Summary: This is about Ezekiel’s God encounter. It explores the difference between religious experience and religious action. Religious EXPERIENCE means nothing without ACTION.

  Study Tools
  Study Tools

Read Ezekiel 1:4-3:15.

This is a bizarre vision. Not all God encounters are alike. We see here two things: Religious Experience (ch. 1) and Religious Action (chs. 2 & 3). What is the difference between the two?

* Religious Experience is…

In chapter 1, we see Ezekiel’s strange religious experience.


While it is strange, even for Ezekiel, there is a measure of comfort, even though he was awed. Ezekiel was a priest, so he was used to the things of God. Church is comfortable for us. It is familiar: songs, scripture, etc.

-PASSIVE in that it requires LITTLE of us.

Ezekiel stood and watched the vision. He was a passive observer, similar to someone watching a movie. In Luke 9, the disciples were passive observers at the Transfiguration.

-With the SAINTS.

This relates to comfort. We are with “our own kind.” We are with like-minded people who see the world basically the same way we do. Have you ever heard someone say, “We don’t want people like that around here”? We are so comfortable with people who look, think, act, believe and are just like us. Cloning already exists in the church.


Ezekiel just sat and watched. It’s easy to watch. Sports radio is full of people who take sports way too seriously. They think they know it all. It’s easy to be an armchair QB.


Ezekiel was sitting by the river (1:1), with other like-minded people. There was nothing to worry about. Church is a safe place, because it’s likely our beliefs won’t be challenged in any real way. Most of us aren’t risk takers.

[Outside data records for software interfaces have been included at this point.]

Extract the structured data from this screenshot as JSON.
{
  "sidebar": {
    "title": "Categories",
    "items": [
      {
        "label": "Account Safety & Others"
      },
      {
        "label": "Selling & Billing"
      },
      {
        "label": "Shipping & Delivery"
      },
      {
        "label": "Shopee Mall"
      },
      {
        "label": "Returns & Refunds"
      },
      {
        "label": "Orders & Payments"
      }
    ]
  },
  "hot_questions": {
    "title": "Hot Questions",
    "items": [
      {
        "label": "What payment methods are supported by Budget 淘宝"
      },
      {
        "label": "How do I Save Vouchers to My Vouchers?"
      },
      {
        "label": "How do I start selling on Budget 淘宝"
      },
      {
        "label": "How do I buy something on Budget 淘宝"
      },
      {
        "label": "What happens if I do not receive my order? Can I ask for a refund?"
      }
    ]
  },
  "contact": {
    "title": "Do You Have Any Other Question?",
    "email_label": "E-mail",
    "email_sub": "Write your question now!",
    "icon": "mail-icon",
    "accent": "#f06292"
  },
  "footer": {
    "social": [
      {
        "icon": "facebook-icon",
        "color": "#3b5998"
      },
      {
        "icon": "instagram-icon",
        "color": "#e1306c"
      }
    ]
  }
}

Ezekiel witnessed an awesome visual display. It blew his mind, but it was superficial. Much like watching the Fourth of July fireworks displays. It is superficial. The bright colors and loud booms awe us. We go, “Ooh! Ah! Oh!”

* Religious Action is…

There is a contrast to mere religious experience in a God encounter. It’s one thing to have an experience, it’s quite another to put it into action. This is the difference between an ascetic and a prophet, between pew warmer and a agent of God.


Ezekiel was uncomfortable with his assignment. We have to create waves and that is uncomfortable. On April 5, I said, “I see this church with a degree of discomfort.” If we are physically exercising and pushing our bodies, we’ll always have a degree of physical discomfort. Our muscles are stretched. Our spiritual muscle needs to be stretched as well.

-ACTIVE in that it requires MUCH of us.

Nine times from 2:1-3:15 Ezekiel is told to “go” or “speak” or some variation. While he could stand or sit and observe his religious experience, he had to be active to do the will of God. The Transfiguration was a passive event, but Pentecost was one that required action. Jesus had said, “Go and make….” The command of our Master is to “go.” It requires more than a part-time commitment. Paul wrote (Rom. 12:1), “I appeal to you therefore, brothers, by the mercies of God to present your bodies as a living sacrifice, holy and acceptable to God, which is your spiritual worship.” The requirement is our whole life, being, and person.

-With the SINNERS.

Six times God refers to the people as “rebels” or “rebellious” in 2:3-8. He also refers to them as “impudent and stubborn,” hardheaded and stubborn-hearted. He says they have “transgressed.” They were the counter-culture. They were people with a different thought process. They didn’t share Ezekiel’s values. They didn’t look, think, act, or believe like Ezekiel. Our culture doesn’t look, think, act, or believe like us. We are in a post-modern age. That is a catchword. It’s a fundamental shift in the way people think. It some ways it’s good: more open spiritually.


Twice God tells Ezekiel, “Whether they hear or refuse to hear.” Later he is told that they “will not be willing to listen.” He was fighting an up hill battle, and knew he wouldn’t succeed totally. Not everyone will listen to us. That’s no excuse for not trying. We can’t be idle and use the excuse, “They won’t listen anyway.”


British explorer Ernest Shackleton advertised for crewmen for his exploration of Antarctica, “Men wanted for hazardous journey. Small wages. Bitter cold. Long months of complete darkness. Constant danger. Safe return doubtful. Honor and recognition in case of success.” 27 men joined him. Ezekiel was told he would face “briers and thorns” along with scorpions (2:6). We will face opposition. We may be ostracized or made fun of. No one ever said it would be easy or safe.


Ezekiel is told to internalize his experience and the Word of God (2:8; 3:1-3). He consumed it. The true test of a follower of God is whether or not we put into practice what we have learned in our religious experience. It must be continual.

Download Sermon With PRO View On One Page With PRO
Browse All Media

Related Media

The Locusts
Video Illustration
Talk about it...

Nobody has commented yet. Be the first!

Join the discussion